Exercise requirements
Copy out each line of the data that holds the word "this".

[[ Source data, beginning ]]

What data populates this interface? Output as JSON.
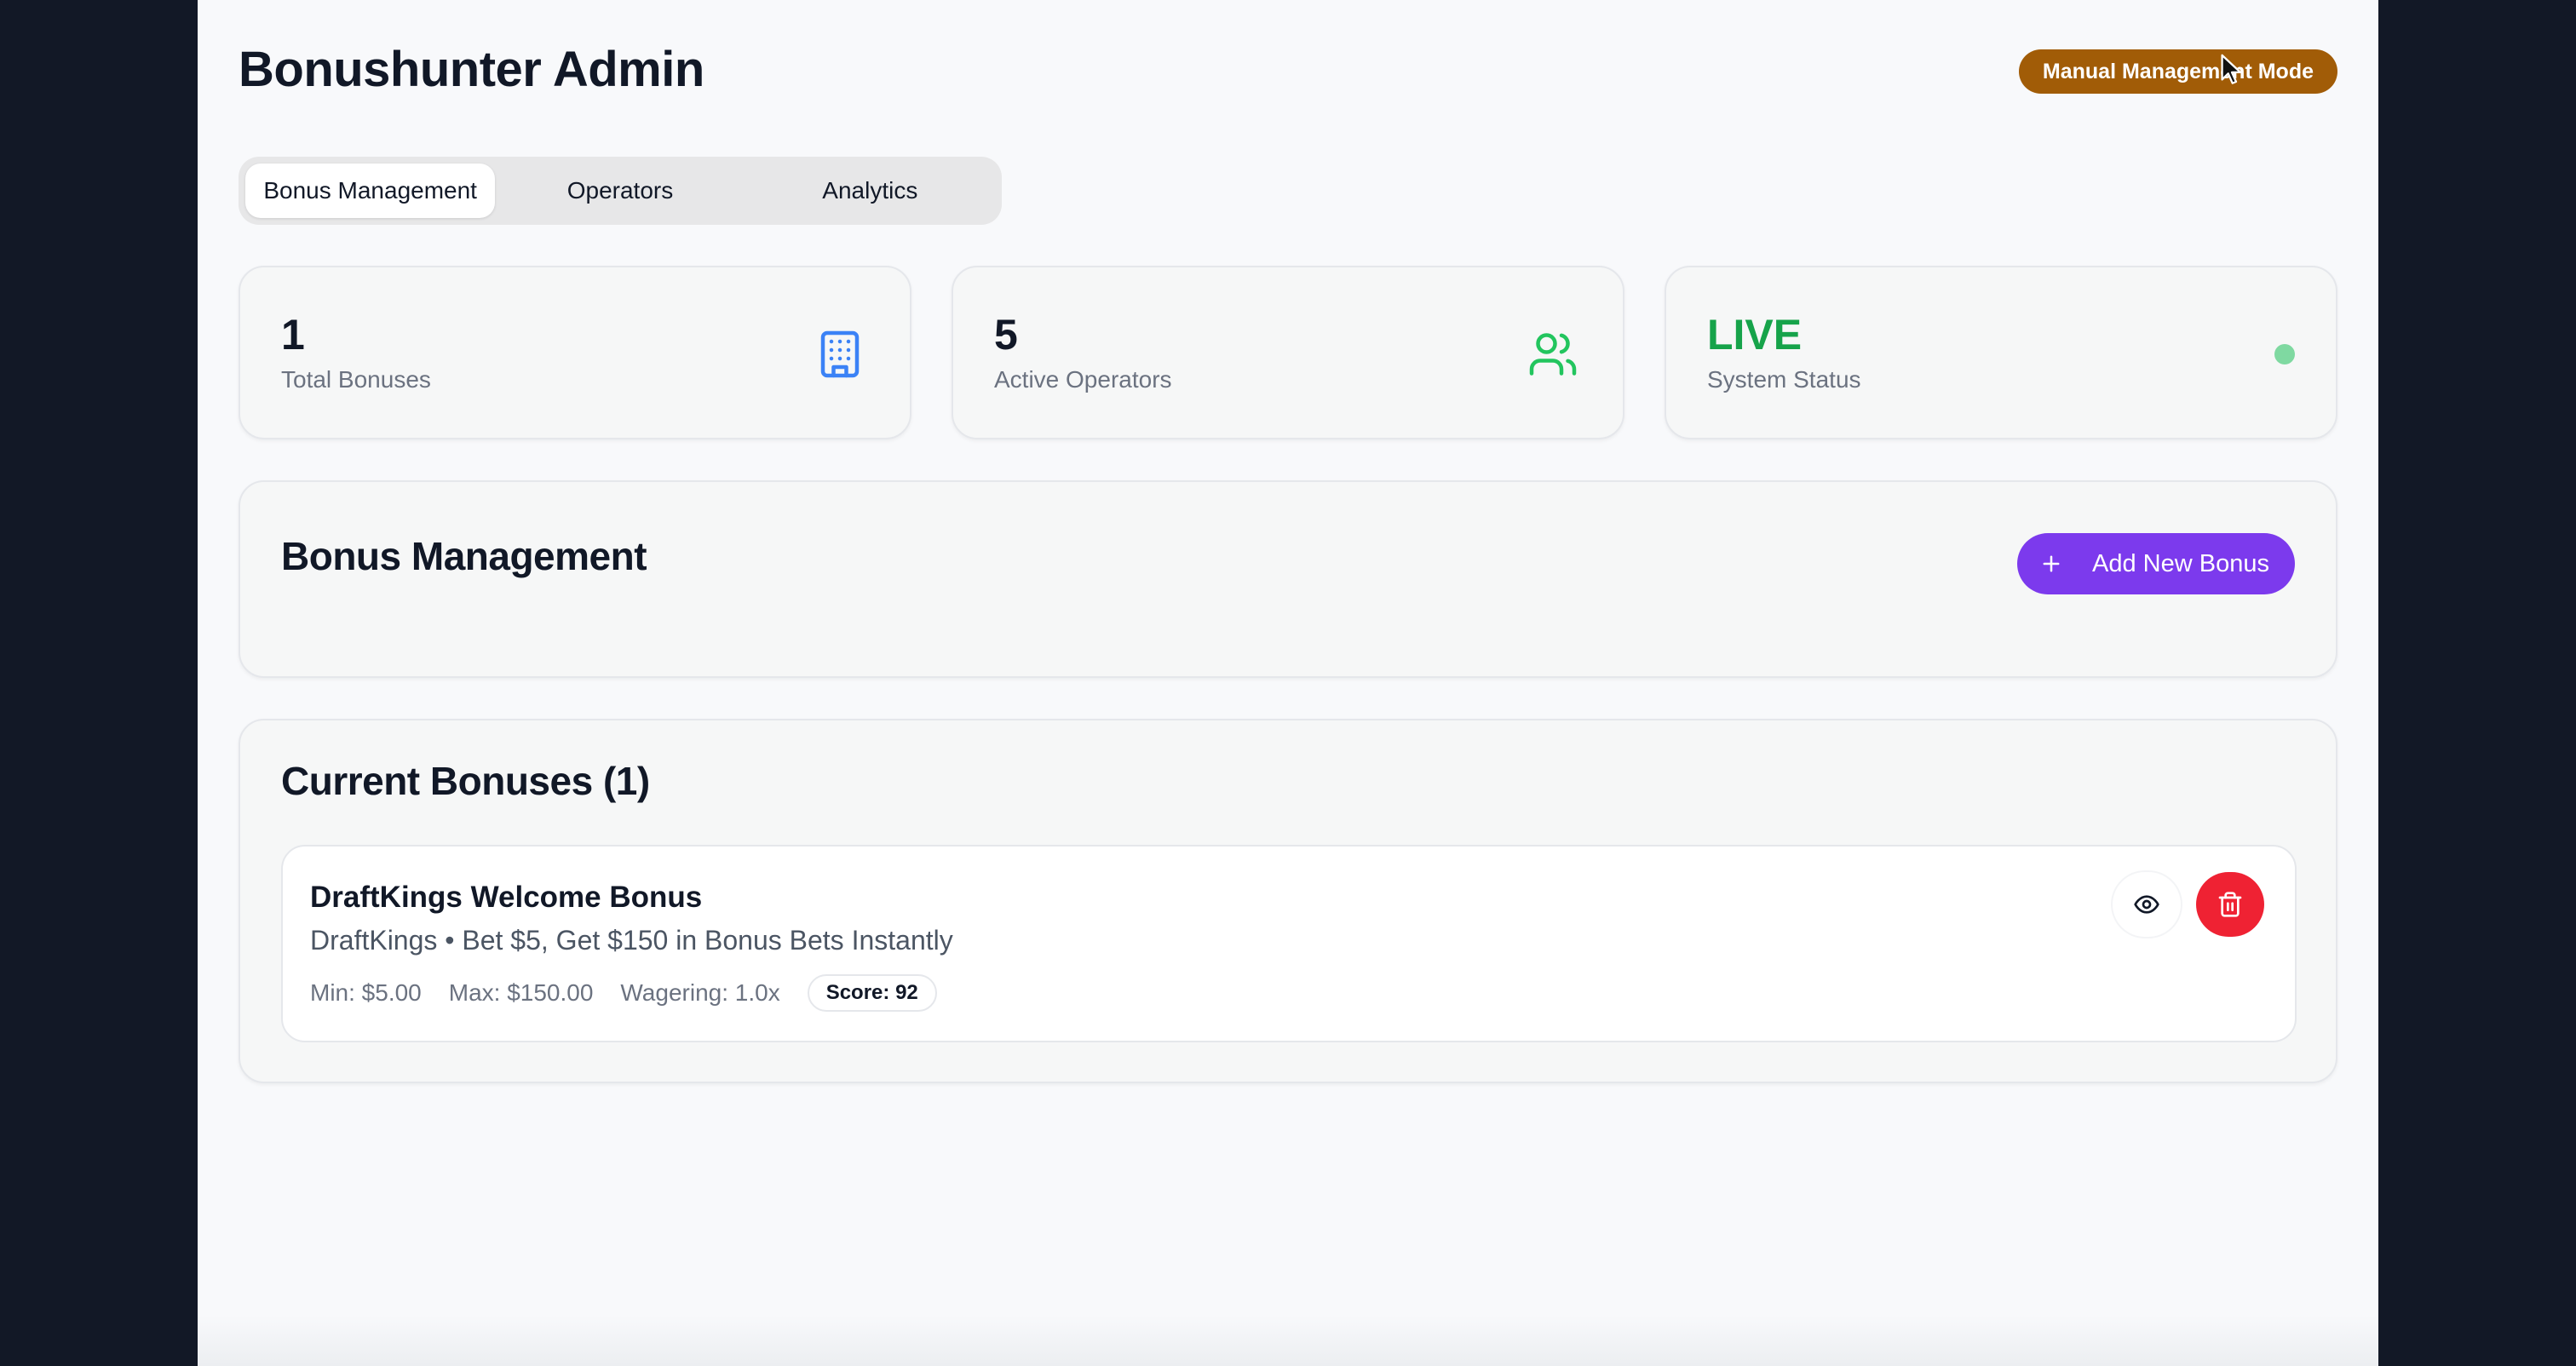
{
  "header": {
    "title": "Bonushunter Admin",
    "mode_badge": "Manual Management Mode"
  },
  "tabs": [
    {
      "label": "Bonus Management",
      "active": true
    },
    {
      "label": "Operators",
      "active": false
    },
    {
      "label": "Analytics",
      "active": false
    }
  ],
  "stats": [
    {
      "value": "1",
      "label": "Total Bonuses",
      "icon": "building-icon",
      "color": "#3b82f6"
    },
    {
      "value": "5",
      "label": "Active Operators",
      "icon": "users-icon",
      "color": "#22c55e"
    },
    {
      "value": "LIVE",
      "label": "System Status",
      "icon": "status-dot",
      "color": "#16a34a"
    }
  ],
  "management": {
    "title": "Bonus Management",
    "add_button_label": "Add New Bonus",
    "accent": "#7c3aed"
  },
  "current": {
    "title": "Current Bonuses (1)",
    "bonuses": [
      {
        "name": "DraftKings Welcome Bonus",
        "subtitle": "DraftKings • Bet $5, Get $150 in Bonus Bets Instantly",
        "min": "Min: $5.00",
        "max": "Max: $150.00",
        "wagering": "Wagering: 1.0x",
        "score": "Score: 92"
      }
    ]
  }
}
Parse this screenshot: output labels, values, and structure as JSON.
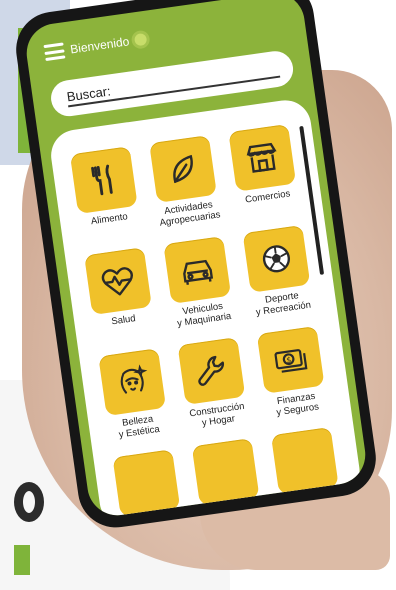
{
  "header": {
    "welcome": "Bienvenido",
    "menu_icon": "hamburger-menu-icon",
    "brand_icon": "sprout-icon"
  },
  "search": {
    "label": "Buscar:"
  },
  "categories": [
    {
      "label": "Alimento",
      "icon": "fork-knife-icon"
    },
    {
      "label": "Actividades\nAgropecuarias",
      "icon": "leaf-icon"
    },
    {
      "label": "Comercios",
      "icon": "store-icon"
    },
    {
      "label": "Salud",
      "icon": "heart-pulse-icon"
    },
    {
      "label": "Vehiculos\ny Maquinaria",
      "icon": "car-icon"
    },
    {
      "label": "Deporte\ny Recreación",
      "icon": "soccer-ball-icon"
    },
    {
      "label": "Belleza\ny Estética",
      "icon": "woman-face-icon"
    },
    {
      "label": "Construcción\ny Hogar",
      "icon": "wrench-icon"
    },
    {
      "label": "Finanzas\ny Seguros",
      "icon": "money-icon"
    },
    {
      "label": "",
      "icon": ""
    },
    {
      "label": "",
      "icon": ""
    },
    {
      "label": "",
      "icon": ""
    }
  ],
  "colors": {
    "app_green": "#8cb33b",
    "tile_yellow": "#f0c12a"
  }
}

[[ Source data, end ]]

Worked solution
What data populates this interface? Output as JSON.
Parse this screenshot: output labels, values, and structure as JSON.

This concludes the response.